“Those who do not learn history are doomed to repeat it.” How many of us have heard this quote or a variation of it? Sayings like these are repeated so often nowadays that they have lost meaning. People will complain, “I don’t need you to lecture me, I already know all this,” “The past is the past, leave it behind where it belongs,” or a blatant dismissal from those who are so cemented in the now, that they refuse to see the truth right in front of them.
Topics: Student Voices, Choosing to Participate, Armenian Genocide, Students, Facing History and Ourselves, Holocaust Education, Rwanda, Student Work, Genocide and Crimes Against Humanities Course, Equity in Education, Facing Canada
A collaboration between Facing History and Ourselves and the Azrieli Foundation's Holocaust Survivor Memoirs Program, first posted on Azrieli Memoirs' Blog page.
Words referencing mass atrocities of the past, such as fascist, racist, Nazi, genocide and Holocaust, carry deep historical meaning, yet these words are often misused in reference to contemporary events. Using these words too casually not only diminishes the meaning of the words themselves, but also diminishes the events that the words represent. In this blog post, we look to remember the meaning of the term genocide and the conditions that drove a lawyer named Raphael Lemkin to coin this term to describe a horrific crime — a crime that prior to 1944 lacked a name and legal repercussions.
We work with so many amazing educators who give their students exceptional learning experiences. For this blog, we sat down with history teacher and 2017 Governor General's Award for Excellence in Teaching History Award winner Rob Flosman to find out what he has learned about engaging students and communities in learning history through building a classroom museum, the Waterdown Museum of History.
Topics: Innovative Classrooms, Museum Studies, Holocaust Education, Margot Stern Strom Innovation Grants, Canadian History, Culturally Responsive and Relevant Pedagogy, classroom lesson, Genocide and Crimes Against Humanities Course, CHG
The students in my Genocide and Crimes Against Humanity course gained new and meaningful perspectives on what life was like for those targeted for extermination by the Nazi regime by creating a unique and innovative art exhibition that explored the lives of young victims of the Holocaust.
As an educator I often wonder what students remember once they have left my classroom.
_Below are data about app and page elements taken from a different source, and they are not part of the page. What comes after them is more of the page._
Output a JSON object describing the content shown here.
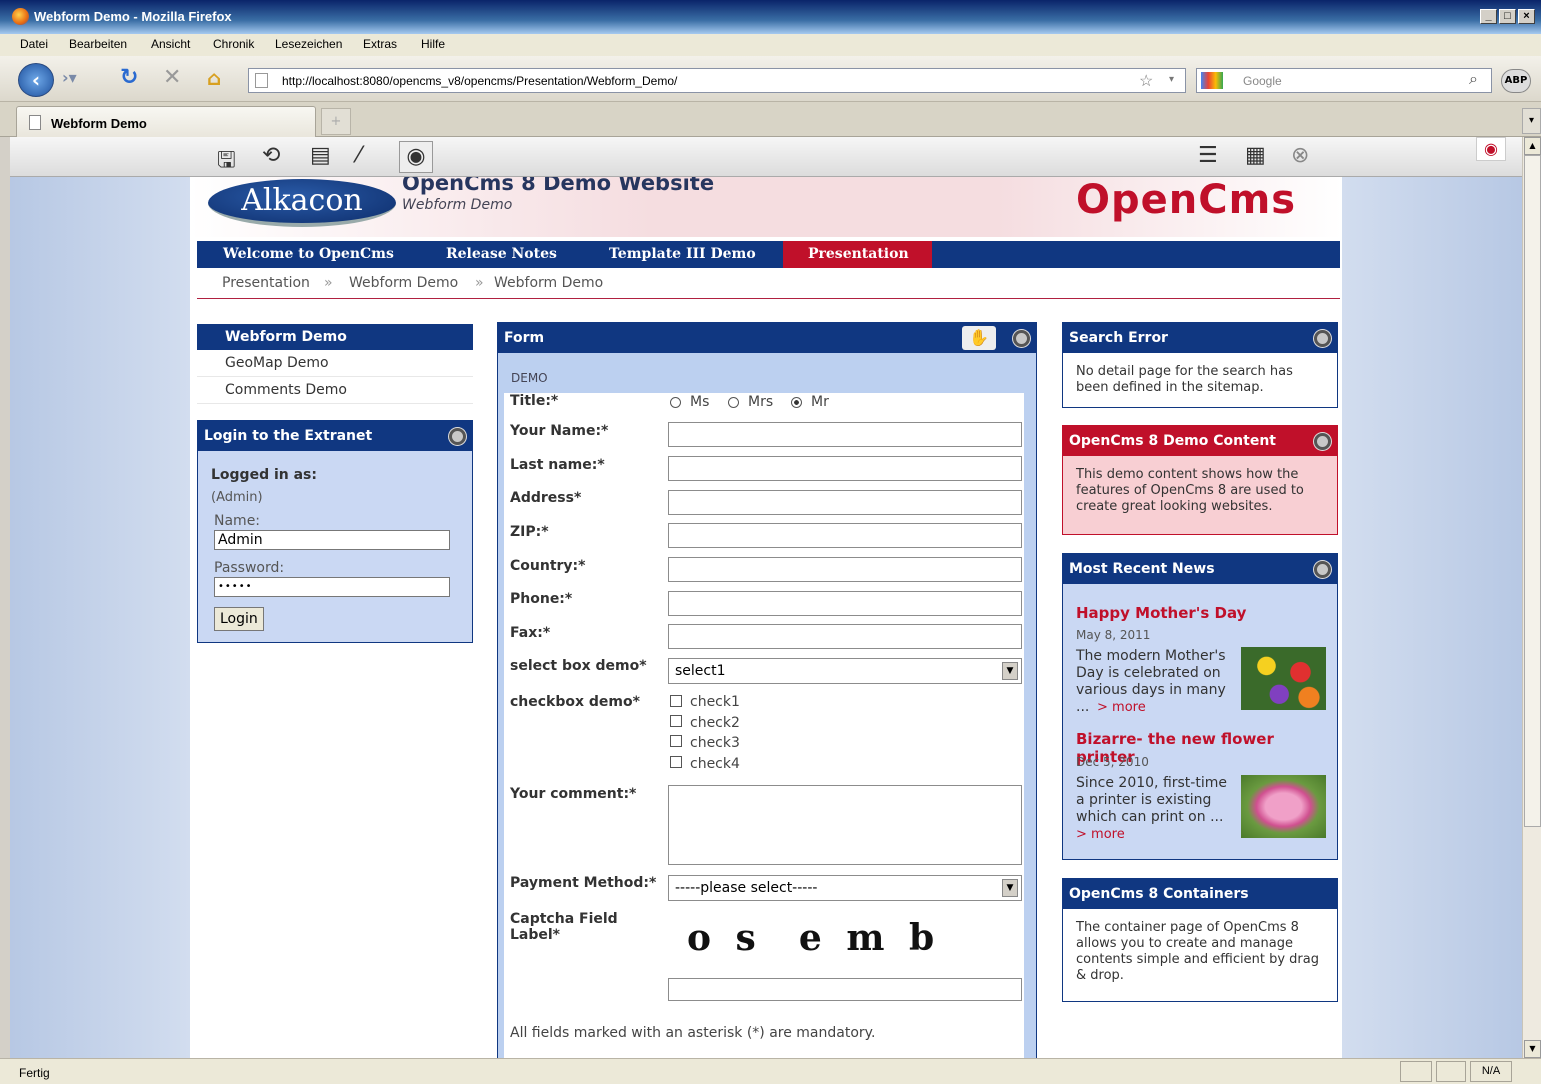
{
  "window": {
    "title": "Webform Demo - Mozilla Firefox",
    "minimize": "_",
    "maximize": "□",
    "close": "×"
  },
  "menu": [
    "Datei",
    "Bearbeiten",
    "Ansicht",
    "Chronik",
    "Lesezeichen",
    "Extras",
    "Hilfe"
  ],
  "nav": {
    "url": "http://localhost:8080/opencms_v8/opencms/Presentation/Webform_Demo/",
    "search_placeholder": "Google",
    "abp": "ABP"
  },
  "tab": {
    "label": "Webform Demo"
  },
  "site": {
    "logo_text": "Alkacon",
    "title": "OpenCms 8 Demo Website",
    "subtitle": "Webform Demo",
    "brand": "OpenCms"
  },
  "main_nav": [
    "Welcome to OpenCms",
    "Release Notes",
    "Template III Demo",
    "Presentation"
  ],
  "breadcrumb": [
    "Presentation",
    "»",
    "Webform Demo",
    "»",
    "Webform Demo"
  ],
  "left_nav": {
    "active": "Webform Demo",
    "items": [
      "GeoMap Demo",
      "Comments Demo"
    ]
  },
  "login": {
    "title": "Login to the Extranet",
    "logged_in_as": "Logged in as:",
    "user": "(Admin)",
    "name_label": "Name:",
    "name_value": "Admin",
    "password_label": "Password:",
    "password_value": "•••••",
    "button": "Login"
  },
  "form": {
    "title": "Form",
    "section": "DEMO",
    "title_label": "Title:*",
    "radio": [
      "Ms",
      "Mrs",
      "Mr"
    ],
    "radio_selected": "Mr",
    "fields": [
      "Your Name:*",
      "Last name:*",
      "Address*",
      "ZIP:*",
      "Country:*",
      "Phone:*",
      "Fax:*"
    ],
    "select_label": "select box demo*",
    "select_value": "select1",
    "checkbox_label": "checkbox demo*",
    "checkboxes": [
      "check1",
      "check2",
      "check3",
      "check4"
    ],
    "comment_label": "Your comment:*",
    "payment_label": "Payment Method:*",
    "payment_value": "-----please select-----",
    "captcha_label": "Captcha Field Label*",
    "captcha_text": "o s  e m b",
    "mandatory_note": "All fields marked with an asterisk (*) are mandatory."
  },
  "right": {
    "search_error": {
      "title": "Search Error",
      "text": "No detail page for the search has been defined in the sitemap."
    },
    "demo_content": {
      "title": "OpenCms 8 Demo Content",
      "text": "This demo content shows how the features of OpenCms 8 are used to create great looking websites."
    },
    "news": {
      "title": "Most Recent News",
      "items": [
        {
          "headline": "Happy Mother's Day",
          "date": "May 8, 2011",
          "text": "The modern Mother's Day is celebrated on various days in many ...",
          "more": "> more"
        },
        {
          "headline": "Bizarre- the new flower printer",
          "date": "Dec 5, 2010",
          "text": "Since 2010, first-time a printer is existing which can print on ...",
          "more": "> more"
        }
      ]
    },
    "containers": {
      "title": "OpenCms 8 Containers",
      "text": "The container page of OpenCms 8 allows you to create and manage contents simple and efficient by drag & drop."
    }
  },
  "status": {
    "text": "Fertig",
    "na": "N/A"
  }
}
It is my hope that when they leave they take with them critical thinking skills, the ability to engage in difficult conversations, and a deeper understanding of how we are all connected - in the past, present, and future. Through all of my various attempts to learn from my students what they are getting out of their Facing History and Ourselves class, I have found that the best way to find out what students are learning is to ask them.
Each year, at the end of our grade 11 elective Facing History and Ourselves course, Genocide and Crimes Against Humanity, we take the time to reflect on our learning and ourselves. This year a group of students from my classroom chose to participate in a reflective interview process in lieu of their final journal entry assignment, and agreed to share their reflections.
Below, as inspired by the popular blog Humans of New York and the Facing History project, Humans of the Woodlands, you'll have the chance to glimpse into the classroom learning and life of a few of my Facing History and Ourselves students.
Topics: Choosing to Participate, Identity, History, Holocaust Education, Memorial, We and They, Culturally Responsive and Relevant Pedagogy, legacy, Genocide and Crimes Against Humanities Course, Holocaust and Human Behaviour, Inside a Genocide Classroom, Social Justice, Personal history, reflection
In 2013, Waterdown District High School teacher Robert Flosman applied for and won a Margot Stern Strom Innovation Grant to create a Museum of History in his classroom as a way to engage students deeply and differently in the study of history. In November 2014, he wrote a post for this blog describing his museum. One year later, Rob has more to tell us about the museum Facing History and Ourselves’ grant made possible.
At the release of the Truth and Reconciliation Commission of Canada’s final report, the call to educate all Canadians about the treatment and legacy of the Indian Residential Schools was loud and clear.
Facing History high school teacher Cheryl Payne-Stevens embarked on this important (and daunting!) task with her students and shared her experience with us:
One of the questions that we often struggle with as teachers, and even more so as teachers that cover issues of genocide, is How do we even begin to understand something that is so far removed from most of our personal experiences?
On November 6, 2014 Facing History and Ourselves co-presented an evening with Professor Dr. James Waller, discussing the role of Nazi doctors in the persecution of gay men during the Holocaust.
Explore the culture, psychological, and social factors that drove Nazi policy against gay men and justified, in the minds of Nazi doctors, their perpetration of such atrocities.
“Ms. Payne, we are so privileged to witness these survivors’ stories. We must do something with this knowledge.”
Such a mature and poignant statement. This is what we want from all of our students: Not to be passive listeners, but to contemplate and then choose to participate.